Mar 7: Our last day here – What would you do if this were your town?

Our last jungle clinic. A chaotic and emotional day. A group of folks from Afghanistan came and we had a marginal translator. Our African group also came so we had a lot of people. Thankful for Georgia and Marcia coming up to help on their day off from the clinic. This camp has been difficult on many levels. There are few resources, deplorable conditions and such intense suffering. All of us have succumbed to this stress. Morning conversations with some team members have kept me focused on the present and to stay in task mode. I try to stay there because it is not about me – it is about serving these people and bringing them as much attention, love and care as we can give. I have the privilege of leaving here and returning to comfort. I am grateful to each person on my team for their contribution and to each person I have met. Their faces and their stories will not be forgotten.

I know we have given them our full attention and everyone has given them LOVE.

Interesting conversations with people from here in Vathy, Samos. They are frustrated with the refugee situation on so many levels. There used to be many tourists on this island. Now there are few. Businesses are failing, the town is full of refugees, people have had clothes stolen, and they are afraid to walk around at night. All this is understood as there are over 5,000 refugees in this small town of Vathy with a local population of 1,888 people. The towns of Samos and Vathy together have 5,000 people. The heart of their economy is tourism. They do understand that these refugees are human beings and should not have to live like this. They are compassionate, but their lives are so affected and stressed out. They blame the EU who they feel deserted them, sharing this sentiment with the refugees.

The owner of one of our favorite restaurants is a burly Greek man who came out to show us his financial papers. His business went from earnings of 390,000 euros in 2014 to 80,000 in 2018. He had owned three restaurants and employed 24 people. Now just he and his wife and the delivery person remain. He showed us his twitter communications asking for help from the Greek government, comments to the EU asking for help for the refugees and the island. It is so difficult.
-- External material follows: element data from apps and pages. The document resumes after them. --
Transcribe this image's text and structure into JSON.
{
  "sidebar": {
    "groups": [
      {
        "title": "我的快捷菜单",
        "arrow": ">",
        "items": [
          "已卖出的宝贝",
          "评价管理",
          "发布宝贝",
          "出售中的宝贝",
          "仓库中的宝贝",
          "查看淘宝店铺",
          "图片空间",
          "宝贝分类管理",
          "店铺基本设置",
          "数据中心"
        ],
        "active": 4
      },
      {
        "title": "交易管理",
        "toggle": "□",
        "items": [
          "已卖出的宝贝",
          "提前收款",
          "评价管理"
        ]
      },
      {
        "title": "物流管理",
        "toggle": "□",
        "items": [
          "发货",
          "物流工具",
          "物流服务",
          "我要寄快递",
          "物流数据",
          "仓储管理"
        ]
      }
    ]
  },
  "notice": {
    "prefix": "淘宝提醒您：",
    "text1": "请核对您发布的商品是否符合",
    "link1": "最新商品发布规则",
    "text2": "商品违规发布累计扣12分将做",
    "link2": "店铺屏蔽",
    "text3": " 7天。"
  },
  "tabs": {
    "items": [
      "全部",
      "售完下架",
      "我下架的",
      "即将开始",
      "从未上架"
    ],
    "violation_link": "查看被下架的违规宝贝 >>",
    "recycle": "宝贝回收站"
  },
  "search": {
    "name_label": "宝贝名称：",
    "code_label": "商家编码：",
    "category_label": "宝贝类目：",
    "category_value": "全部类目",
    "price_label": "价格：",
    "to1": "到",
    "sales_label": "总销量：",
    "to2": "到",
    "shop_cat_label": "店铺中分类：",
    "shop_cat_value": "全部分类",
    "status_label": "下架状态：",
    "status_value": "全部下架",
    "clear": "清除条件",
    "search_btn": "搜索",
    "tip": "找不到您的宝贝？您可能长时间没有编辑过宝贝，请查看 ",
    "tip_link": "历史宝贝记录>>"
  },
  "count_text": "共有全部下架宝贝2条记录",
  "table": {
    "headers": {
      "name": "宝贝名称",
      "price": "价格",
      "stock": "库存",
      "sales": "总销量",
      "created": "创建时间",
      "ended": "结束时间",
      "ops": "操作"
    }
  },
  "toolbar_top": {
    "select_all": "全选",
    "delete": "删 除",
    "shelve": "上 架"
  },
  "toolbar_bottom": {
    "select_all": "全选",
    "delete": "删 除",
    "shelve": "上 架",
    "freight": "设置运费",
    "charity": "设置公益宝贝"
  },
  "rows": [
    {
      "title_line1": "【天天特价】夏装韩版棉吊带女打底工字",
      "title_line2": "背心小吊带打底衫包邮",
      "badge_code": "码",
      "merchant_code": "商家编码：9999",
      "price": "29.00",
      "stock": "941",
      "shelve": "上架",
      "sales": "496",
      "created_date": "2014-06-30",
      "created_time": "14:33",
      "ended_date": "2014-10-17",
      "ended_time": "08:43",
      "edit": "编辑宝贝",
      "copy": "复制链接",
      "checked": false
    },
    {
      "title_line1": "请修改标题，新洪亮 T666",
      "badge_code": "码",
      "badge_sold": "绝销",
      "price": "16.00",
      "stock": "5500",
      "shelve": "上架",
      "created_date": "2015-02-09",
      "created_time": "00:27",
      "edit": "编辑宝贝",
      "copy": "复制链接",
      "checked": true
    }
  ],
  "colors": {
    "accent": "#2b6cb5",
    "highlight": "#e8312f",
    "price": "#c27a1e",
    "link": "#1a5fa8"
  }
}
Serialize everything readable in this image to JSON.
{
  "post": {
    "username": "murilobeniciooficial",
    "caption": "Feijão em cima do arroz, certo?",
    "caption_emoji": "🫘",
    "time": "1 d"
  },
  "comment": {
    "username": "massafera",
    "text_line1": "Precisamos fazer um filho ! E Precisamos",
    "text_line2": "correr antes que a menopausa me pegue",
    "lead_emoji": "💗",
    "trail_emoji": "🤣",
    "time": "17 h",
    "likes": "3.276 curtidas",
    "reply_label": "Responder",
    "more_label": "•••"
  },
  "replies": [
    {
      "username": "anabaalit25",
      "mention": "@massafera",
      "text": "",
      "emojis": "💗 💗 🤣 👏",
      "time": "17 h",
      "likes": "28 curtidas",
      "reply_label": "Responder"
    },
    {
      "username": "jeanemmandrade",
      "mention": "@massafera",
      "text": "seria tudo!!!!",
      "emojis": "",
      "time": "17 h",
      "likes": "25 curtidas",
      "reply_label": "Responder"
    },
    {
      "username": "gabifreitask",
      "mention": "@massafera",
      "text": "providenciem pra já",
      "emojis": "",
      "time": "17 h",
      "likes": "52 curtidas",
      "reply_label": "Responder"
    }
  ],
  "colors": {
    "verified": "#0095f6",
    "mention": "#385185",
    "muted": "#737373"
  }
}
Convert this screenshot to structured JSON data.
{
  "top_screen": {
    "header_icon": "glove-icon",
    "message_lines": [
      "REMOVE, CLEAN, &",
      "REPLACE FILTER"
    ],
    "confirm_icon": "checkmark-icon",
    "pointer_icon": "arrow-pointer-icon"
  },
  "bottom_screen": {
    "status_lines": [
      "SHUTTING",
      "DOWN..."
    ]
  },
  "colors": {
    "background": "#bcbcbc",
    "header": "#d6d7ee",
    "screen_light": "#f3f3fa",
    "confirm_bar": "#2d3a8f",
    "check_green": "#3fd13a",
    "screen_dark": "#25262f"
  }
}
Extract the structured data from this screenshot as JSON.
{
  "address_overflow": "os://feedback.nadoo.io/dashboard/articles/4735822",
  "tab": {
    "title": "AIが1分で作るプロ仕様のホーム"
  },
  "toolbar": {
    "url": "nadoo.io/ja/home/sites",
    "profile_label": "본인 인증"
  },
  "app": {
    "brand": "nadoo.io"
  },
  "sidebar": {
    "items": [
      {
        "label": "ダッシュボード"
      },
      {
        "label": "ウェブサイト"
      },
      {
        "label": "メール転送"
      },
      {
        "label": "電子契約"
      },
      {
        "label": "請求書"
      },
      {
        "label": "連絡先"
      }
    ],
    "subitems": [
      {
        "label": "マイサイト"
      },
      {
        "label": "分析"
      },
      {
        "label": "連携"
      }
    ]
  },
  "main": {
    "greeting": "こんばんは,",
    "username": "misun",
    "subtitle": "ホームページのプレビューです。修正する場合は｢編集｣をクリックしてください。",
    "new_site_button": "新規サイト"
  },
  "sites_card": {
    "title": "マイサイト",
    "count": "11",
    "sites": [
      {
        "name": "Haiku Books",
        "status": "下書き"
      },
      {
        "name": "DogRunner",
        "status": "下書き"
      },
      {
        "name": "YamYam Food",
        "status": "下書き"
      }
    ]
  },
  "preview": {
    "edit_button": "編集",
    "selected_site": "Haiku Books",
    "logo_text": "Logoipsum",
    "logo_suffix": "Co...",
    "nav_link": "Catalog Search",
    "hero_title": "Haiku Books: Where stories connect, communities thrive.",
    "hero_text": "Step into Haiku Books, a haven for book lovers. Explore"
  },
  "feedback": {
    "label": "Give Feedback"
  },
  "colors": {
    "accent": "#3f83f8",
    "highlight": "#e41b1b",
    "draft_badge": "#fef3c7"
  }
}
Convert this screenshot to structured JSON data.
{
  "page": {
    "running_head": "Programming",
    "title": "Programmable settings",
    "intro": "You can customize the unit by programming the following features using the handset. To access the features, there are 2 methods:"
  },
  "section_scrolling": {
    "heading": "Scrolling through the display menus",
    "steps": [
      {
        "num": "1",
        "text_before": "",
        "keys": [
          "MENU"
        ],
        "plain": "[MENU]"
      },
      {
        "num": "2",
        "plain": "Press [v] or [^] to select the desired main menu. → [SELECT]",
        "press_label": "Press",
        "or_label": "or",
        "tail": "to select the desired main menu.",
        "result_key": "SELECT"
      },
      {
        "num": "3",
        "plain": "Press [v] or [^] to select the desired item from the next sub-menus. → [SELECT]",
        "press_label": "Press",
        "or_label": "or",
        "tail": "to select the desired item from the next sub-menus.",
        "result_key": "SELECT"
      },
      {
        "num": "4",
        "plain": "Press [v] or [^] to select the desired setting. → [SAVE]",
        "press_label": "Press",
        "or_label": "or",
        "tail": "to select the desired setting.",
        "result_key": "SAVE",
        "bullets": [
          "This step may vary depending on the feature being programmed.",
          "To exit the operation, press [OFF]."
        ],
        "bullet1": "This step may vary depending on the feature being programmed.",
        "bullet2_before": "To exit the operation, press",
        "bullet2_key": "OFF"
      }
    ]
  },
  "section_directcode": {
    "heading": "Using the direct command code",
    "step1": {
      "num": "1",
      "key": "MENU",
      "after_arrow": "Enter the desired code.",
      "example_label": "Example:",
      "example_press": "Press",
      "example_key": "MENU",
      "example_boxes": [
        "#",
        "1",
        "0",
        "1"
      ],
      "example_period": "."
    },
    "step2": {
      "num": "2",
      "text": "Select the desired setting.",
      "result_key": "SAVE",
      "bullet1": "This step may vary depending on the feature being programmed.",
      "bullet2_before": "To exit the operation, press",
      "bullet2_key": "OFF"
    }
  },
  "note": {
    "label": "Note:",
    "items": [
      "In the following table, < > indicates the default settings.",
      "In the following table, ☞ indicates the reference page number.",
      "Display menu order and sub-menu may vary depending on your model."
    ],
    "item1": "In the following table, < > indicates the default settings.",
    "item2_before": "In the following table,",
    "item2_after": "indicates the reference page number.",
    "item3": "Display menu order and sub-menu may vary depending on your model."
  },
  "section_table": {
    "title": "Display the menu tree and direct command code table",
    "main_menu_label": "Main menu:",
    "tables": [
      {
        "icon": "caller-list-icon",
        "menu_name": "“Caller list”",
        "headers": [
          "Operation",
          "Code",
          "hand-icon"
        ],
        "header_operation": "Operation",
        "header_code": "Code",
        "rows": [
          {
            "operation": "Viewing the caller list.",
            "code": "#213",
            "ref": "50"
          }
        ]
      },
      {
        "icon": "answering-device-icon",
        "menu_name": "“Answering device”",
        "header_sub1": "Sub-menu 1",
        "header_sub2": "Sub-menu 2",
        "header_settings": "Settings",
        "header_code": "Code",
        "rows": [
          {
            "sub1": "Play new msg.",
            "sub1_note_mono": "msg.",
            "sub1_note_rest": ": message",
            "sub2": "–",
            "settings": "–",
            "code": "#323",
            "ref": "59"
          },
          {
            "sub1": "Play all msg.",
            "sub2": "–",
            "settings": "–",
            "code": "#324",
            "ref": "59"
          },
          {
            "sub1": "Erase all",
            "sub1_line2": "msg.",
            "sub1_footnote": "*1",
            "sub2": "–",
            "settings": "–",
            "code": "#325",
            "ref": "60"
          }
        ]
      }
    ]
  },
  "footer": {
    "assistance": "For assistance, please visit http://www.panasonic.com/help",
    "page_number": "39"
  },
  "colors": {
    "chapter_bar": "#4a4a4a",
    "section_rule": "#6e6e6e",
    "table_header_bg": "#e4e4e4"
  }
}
Imagine 5,000 refugees arriving in our towns with no services available. They are forced to camp in the forest, no sanitation facilities – nothing. How would we cope? What would we do and what if no one listens? That is the reality here.

By | 2019-03-08T20:32:51+00:00 March 7th, 2019|Categories: Greece, Immigration, refugee, Samos|Comments Off on Mar 7: Our last day here – What would you do if this were your town?